The best way to save your screen is to turn it off. Screen savers tend to hammer the CPU, and therefore burn unnecessary power and CPU cycles, which will only make your server sluggish and unresponsive. For notebooks and desktop workstations, a screen saver is a great way to "lock" the computer to prevent unauthorized access if you step away from your desk (or worse, if your computer is stolen). For a server, the absolute best option, for computers like the mini, is to disconnect the monitor altogether after you've finished the initial installation configuration, and then use Screen Sharing or Remote Login to control and configure the server. Remember, your server should be sitting at the login screen by default (see the Security section above for details) so you don't need to lock it up.
To avoid using the Screen Saver, select: Start screen saver: Never on the slider control on the Screen Saver tab.
If you want to take advantage of Apple's excellent power management options, you will need to tweak the Energy Saver settings. Even more significan, some of these options will affect whether you can control the server from another computer. Important: some of these settings depend on whether your server is connected to the network with a wire (Ethernet) or via Wifi.
Start by setting:
- Display sleep: 10 min (or less)

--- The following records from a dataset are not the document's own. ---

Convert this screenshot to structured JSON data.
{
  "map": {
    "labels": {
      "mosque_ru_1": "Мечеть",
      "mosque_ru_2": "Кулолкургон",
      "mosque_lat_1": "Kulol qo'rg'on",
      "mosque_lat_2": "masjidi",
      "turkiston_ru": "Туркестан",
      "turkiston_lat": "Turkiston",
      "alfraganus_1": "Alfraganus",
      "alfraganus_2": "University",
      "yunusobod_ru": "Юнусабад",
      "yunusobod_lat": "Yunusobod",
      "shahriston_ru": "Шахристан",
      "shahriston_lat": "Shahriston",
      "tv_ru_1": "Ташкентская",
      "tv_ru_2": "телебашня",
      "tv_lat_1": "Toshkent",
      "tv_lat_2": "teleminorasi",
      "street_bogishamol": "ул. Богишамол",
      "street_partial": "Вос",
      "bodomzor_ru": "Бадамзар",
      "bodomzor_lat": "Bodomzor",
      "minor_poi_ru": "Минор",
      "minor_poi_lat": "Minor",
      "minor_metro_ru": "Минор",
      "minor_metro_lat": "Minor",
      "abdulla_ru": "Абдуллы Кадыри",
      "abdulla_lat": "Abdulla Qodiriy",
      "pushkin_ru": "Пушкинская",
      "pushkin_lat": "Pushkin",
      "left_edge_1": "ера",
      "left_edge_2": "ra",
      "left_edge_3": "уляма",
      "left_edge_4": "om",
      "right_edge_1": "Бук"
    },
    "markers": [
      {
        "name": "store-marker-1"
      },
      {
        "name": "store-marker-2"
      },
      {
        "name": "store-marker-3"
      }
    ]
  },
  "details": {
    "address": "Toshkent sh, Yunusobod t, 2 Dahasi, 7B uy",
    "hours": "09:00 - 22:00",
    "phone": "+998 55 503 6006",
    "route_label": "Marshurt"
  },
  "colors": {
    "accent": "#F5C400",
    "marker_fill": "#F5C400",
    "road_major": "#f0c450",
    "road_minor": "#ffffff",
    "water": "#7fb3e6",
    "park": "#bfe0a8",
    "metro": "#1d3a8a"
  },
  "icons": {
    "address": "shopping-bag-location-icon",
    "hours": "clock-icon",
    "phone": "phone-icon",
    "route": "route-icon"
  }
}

- Put the hard disks(s) to sleep when possible
- Allow power button to put the computer to sleep
- Start up automatically after a power failure
If your Mac is connected to your LAN with a wired (Ethernet) connection, also select:
- Wake for Ethernet network access
Most of the time, you don't want your server to go to sleep, but for some uses, where you only need to use the server occasionally, you can automatically sleep the computer by setting
- Computer sleep: 3 hrs (or less)
You can then wake up the Mac with a program such as WakeOnLan. This only works if the server is connected to the router with a Ethernet cable.
If the Mac is connected to your LAN via WiFi, you can't wake it remotely. In this case, turn off:
- Wake for Ethernet network access
For all Wifi connected servers, any for any server that you want available at any time, set:
- Computer sleep: Never
Suggested for computers that can't be set to auto-sleep: Set a display sleep time to the lowest amount practical. 10 minutes is a good option, or less if your server won't be connected to a display (this is possible with a Mac mini, for example).
To save (even more) power, use the [Schedule] button to automatically Start up and Shut down the computer when you know you won't need it (for example, between 11 PM and 8 AM).
Check for updates: Weekly (or Daily); Download updates automatically. Not that you still have to log in to your administrator account to install the updates.
Testing your configuration
When you are done with these steps, log out. Go to another Mac and try to connect with Screen Sharing. Then, connect using ssh via the Terminal. Restart the server remotely and make sure you can still connect. Finally, if your server is configured to auto-sleep, manually sleep the computer, using the power button, or the Sleep button on the login screen, or the Sleep option from the Apple menu, and then ensure you can wake it up from another computer, and log in with Screen Sharing or ssh.
If all these tests work, you can shut down your server, remove the monitor, keyboard, and mouse, then restart. Your server is ready to use!